● **DIRECTIONS FOR THIS TASK**:
Every line in the data below that has the word "translatable" should be returned.

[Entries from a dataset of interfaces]
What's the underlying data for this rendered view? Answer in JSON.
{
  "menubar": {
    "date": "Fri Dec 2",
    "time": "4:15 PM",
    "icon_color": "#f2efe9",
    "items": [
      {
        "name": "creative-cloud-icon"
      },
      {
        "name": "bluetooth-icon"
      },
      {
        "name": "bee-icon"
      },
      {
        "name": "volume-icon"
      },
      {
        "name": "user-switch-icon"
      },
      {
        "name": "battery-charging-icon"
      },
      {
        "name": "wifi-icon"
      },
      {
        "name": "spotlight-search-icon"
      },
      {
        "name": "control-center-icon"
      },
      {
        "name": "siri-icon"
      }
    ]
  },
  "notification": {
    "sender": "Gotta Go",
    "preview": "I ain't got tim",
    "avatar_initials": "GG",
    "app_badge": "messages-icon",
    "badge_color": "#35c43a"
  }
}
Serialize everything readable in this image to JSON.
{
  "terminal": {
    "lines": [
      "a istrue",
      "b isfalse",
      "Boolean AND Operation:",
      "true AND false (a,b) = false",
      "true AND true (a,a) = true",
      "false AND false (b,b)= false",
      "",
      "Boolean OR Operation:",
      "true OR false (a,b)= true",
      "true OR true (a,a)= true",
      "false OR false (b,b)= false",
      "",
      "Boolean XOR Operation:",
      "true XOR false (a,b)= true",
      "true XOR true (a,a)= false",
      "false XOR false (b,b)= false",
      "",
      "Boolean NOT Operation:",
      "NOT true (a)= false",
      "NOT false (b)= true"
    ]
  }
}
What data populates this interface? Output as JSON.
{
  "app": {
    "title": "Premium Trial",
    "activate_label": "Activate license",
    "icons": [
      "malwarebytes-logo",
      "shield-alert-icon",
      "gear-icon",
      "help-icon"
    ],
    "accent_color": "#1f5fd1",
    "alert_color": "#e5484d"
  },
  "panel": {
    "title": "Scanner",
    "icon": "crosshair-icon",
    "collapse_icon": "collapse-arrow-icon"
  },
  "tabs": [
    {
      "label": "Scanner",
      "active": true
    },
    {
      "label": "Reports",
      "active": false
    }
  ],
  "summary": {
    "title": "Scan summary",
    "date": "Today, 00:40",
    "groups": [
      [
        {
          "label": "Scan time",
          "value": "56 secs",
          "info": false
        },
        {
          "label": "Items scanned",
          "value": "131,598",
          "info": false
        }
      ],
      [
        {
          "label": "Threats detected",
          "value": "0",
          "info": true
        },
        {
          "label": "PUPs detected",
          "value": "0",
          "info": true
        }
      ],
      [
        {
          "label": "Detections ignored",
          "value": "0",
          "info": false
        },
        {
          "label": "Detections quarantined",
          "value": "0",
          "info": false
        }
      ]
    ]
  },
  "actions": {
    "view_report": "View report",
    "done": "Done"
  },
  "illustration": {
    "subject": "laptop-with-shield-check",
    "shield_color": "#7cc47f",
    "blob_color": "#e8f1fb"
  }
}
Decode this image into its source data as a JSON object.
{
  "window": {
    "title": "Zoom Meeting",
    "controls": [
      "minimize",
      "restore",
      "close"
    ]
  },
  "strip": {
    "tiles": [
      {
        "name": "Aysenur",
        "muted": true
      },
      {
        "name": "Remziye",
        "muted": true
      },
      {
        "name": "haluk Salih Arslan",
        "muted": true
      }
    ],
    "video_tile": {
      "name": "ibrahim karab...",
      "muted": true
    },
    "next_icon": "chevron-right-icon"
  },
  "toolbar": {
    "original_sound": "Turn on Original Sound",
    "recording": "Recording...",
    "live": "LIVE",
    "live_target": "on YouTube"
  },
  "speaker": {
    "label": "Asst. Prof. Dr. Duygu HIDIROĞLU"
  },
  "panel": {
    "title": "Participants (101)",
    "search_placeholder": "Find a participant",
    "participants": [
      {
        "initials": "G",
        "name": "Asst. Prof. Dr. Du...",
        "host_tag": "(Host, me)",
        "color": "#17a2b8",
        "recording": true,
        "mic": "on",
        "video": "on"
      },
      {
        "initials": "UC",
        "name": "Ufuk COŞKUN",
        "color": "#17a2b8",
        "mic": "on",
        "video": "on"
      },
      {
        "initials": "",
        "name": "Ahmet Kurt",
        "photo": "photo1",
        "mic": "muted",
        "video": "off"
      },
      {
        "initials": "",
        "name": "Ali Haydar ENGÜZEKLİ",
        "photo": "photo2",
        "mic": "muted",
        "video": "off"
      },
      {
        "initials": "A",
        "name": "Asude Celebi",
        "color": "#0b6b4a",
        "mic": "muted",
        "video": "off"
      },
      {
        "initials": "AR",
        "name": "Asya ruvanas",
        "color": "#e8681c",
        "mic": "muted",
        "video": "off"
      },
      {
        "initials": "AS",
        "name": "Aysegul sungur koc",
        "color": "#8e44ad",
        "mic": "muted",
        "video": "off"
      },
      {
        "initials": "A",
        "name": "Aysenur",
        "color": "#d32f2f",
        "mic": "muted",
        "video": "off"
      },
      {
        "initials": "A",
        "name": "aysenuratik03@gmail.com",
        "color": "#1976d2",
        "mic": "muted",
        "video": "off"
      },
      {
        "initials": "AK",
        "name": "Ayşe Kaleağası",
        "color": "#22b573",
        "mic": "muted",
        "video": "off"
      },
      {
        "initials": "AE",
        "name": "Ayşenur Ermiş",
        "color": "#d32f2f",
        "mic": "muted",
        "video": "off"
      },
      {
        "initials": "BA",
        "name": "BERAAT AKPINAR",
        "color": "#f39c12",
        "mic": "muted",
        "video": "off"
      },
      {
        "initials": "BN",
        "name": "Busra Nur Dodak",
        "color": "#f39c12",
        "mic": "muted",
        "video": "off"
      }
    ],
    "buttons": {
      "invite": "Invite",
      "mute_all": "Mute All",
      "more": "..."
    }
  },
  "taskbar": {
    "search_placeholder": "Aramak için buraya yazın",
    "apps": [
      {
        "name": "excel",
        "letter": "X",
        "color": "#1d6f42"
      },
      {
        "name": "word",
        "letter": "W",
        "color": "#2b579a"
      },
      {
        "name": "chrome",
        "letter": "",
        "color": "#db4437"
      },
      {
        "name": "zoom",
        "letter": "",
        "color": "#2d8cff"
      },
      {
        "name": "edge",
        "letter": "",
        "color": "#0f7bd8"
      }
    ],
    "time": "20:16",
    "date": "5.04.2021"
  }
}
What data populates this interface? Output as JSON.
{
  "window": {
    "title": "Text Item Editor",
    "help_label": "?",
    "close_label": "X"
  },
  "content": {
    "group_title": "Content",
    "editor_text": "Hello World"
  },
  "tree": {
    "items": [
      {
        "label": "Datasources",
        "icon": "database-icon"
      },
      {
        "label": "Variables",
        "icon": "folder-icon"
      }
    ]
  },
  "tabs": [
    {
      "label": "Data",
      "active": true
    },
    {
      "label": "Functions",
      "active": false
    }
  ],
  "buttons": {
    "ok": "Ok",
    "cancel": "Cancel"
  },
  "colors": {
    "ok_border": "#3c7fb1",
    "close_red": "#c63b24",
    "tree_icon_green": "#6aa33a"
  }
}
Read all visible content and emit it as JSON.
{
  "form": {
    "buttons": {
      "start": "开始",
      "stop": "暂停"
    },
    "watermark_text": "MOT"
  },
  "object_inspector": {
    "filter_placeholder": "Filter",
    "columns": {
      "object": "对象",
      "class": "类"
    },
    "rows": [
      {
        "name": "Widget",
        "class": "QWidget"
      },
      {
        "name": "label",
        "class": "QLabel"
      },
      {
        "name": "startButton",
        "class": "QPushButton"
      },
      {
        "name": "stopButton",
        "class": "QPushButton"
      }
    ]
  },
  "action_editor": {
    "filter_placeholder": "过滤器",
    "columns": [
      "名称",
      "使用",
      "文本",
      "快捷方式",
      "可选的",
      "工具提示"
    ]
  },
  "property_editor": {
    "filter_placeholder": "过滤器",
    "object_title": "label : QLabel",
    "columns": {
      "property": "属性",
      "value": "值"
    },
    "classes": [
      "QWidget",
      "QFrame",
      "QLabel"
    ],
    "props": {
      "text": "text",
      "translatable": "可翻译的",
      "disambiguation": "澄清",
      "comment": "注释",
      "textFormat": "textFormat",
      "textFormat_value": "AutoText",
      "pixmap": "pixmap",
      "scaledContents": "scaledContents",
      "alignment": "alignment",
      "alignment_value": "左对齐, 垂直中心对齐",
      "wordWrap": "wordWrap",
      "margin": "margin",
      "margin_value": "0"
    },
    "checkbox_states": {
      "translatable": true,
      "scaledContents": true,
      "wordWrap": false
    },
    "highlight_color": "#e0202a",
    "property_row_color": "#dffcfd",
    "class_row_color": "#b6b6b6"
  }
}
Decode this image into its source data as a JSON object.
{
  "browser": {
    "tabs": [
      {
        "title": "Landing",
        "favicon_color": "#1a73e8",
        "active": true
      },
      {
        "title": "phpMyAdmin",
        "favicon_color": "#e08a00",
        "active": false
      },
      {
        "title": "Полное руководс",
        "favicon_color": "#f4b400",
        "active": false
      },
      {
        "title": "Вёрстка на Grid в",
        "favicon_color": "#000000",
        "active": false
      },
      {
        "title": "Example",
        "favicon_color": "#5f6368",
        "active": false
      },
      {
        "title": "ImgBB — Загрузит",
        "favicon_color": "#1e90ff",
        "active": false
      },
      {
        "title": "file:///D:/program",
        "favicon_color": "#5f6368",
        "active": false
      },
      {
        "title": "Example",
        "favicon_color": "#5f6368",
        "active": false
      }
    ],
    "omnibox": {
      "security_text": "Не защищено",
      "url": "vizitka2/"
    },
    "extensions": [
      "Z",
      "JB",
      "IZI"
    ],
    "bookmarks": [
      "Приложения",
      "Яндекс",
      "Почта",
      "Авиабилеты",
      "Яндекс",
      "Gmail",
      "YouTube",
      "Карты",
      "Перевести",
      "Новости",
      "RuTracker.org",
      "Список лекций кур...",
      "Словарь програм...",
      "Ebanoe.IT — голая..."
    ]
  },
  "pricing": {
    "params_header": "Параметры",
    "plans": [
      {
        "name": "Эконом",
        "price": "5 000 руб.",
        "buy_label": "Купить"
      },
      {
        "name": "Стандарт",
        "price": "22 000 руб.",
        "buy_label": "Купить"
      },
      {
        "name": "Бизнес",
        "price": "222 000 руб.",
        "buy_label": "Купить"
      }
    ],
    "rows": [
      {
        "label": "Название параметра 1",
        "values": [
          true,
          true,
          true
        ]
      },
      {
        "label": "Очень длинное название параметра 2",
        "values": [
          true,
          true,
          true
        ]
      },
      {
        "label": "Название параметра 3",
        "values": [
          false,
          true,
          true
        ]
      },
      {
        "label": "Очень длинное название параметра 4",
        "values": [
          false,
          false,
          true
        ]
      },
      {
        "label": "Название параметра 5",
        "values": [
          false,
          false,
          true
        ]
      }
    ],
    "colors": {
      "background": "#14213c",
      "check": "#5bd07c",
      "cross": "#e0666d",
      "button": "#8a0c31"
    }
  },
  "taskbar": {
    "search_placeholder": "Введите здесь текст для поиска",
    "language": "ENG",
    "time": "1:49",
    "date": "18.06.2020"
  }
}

● **EXERCISE ANSWER**:
      "translatable": "可翻译的",
      "translatable": true,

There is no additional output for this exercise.